### What needs to be done
Here are some records; copy every line that holds the word "this".

### Exercise input

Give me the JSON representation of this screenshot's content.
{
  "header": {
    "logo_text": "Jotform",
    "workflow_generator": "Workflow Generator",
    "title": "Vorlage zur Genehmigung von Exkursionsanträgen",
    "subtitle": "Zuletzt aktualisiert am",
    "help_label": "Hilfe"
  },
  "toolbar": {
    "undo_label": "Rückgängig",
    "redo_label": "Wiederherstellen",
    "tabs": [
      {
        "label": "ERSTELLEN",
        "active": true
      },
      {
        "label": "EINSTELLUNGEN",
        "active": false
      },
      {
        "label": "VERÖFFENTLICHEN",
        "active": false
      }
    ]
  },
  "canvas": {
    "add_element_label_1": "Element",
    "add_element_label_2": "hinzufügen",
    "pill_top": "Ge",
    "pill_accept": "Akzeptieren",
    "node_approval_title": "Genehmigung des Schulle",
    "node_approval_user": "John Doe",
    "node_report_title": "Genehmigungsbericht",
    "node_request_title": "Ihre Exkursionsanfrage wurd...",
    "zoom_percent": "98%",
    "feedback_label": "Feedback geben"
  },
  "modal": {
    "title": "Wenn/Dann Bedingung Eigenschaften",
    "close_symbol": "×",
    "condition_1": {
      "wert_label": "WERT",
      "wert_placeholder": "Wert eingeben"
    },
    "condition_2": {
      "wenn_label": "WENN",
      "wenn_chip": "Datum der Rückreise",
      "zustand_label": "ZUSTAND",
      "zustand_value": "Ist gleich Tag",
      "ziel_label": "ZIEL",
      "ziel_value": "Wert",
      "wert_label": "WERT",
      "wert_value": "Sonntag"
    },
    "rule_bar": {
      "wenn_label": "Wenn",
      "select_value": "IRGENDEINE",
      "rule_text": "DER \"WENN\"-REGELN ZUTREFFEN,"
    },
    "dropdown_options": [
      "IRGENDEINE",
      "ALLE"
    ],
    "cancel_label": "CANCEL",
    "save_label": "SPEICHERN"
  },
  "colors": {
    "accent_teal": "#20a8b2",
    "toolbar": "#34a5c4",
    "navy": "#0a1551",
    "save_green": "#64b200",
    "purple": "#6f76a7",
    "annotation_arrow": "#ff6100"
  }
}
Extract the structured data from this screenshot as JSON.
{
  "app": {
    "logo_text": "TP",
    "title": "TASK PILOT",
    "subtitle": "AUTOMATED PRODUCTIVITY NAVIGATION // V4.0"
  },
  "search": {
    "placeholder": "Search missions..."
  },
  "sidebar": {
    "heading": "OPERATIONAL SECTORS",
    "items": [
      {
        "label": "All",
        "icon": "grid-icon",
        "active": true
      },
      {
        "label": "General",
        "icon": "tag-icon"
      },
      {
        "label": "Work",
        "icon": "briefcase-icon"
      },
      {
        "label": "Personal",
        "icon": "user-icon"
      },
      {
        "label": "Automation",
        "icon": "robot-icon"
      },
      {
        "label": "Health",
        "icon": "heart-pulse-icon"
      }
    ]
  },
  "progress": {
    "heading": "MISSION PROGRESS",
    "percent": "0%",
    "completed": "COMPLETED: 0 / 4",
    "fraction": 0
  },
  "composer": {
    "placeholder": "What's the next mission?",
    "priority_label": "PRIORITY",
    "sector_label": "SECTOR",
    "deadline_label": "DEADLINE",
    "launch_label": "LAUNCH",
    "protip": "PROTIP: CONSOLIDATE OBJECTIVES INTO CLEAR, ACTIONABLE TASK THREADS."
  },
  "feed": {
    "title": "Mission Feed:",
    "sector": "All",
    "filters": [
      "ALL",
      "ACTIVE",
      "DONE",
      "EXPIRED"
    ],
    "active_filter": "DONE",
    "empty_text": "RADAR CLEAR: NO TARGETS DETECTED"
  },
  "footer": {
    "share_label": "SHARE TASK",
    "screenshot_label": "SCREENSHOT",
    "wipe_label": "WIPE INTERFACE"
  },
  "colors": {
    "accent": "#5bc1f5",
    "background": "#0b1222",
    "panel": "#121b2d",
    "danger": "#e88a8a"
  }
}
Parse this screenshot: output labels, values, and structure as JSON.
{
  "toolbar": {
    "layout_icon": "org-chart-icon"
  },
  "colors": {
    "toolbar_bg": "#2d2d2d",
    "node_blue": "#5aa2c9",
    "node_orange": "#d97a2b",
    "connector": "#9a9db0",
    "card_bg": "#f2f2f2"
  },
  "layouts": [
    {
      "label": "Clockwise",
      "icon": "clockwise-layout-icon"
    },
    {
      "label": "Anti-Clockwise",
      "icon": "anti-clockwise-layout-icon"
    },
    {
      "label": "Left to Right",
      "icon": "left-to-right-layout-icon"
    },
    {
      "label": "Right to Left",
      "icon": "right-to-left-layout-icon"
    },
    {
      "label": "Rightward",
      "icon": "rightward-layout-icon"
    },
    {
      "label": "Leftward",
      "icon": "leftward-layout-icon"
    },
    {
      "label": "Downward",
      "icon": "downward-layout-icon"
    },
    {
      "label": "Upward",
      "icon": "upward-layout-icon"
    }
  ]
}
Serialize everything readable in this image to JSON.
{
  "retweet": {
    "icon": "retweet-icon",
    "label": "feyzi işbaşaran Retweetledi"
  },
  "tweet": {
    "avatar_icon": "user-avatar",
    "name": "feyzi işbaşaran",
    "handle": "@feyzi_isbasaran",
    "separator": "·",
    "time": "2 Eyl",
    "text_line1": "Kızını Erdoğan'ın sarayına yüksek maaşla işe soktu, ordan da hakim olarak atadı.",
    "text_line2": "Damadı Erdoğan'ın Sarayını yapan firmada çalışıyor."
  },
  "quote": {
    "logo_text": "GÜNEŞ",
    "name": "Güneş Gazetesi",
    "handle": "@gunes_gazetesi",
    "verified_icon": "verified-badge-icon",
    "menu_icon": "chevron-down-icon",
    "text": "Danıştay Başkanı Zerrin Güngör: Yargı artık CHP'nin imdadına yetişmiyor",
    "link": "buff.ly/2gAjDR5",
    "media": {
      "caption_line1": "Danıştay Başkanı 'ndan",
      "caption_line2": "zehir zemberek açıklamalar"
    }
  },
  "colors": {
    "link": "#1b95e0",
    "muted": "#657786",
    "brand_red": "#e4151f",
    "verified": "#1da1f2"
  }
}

### Answer area
Give me the JSON representation of this screenshot's content.
Extract the structured data from this screenshot as JSON.
Parse this screenshot: output labels, values, and structure as JSON.
Serialize everything readable in this image to JSON.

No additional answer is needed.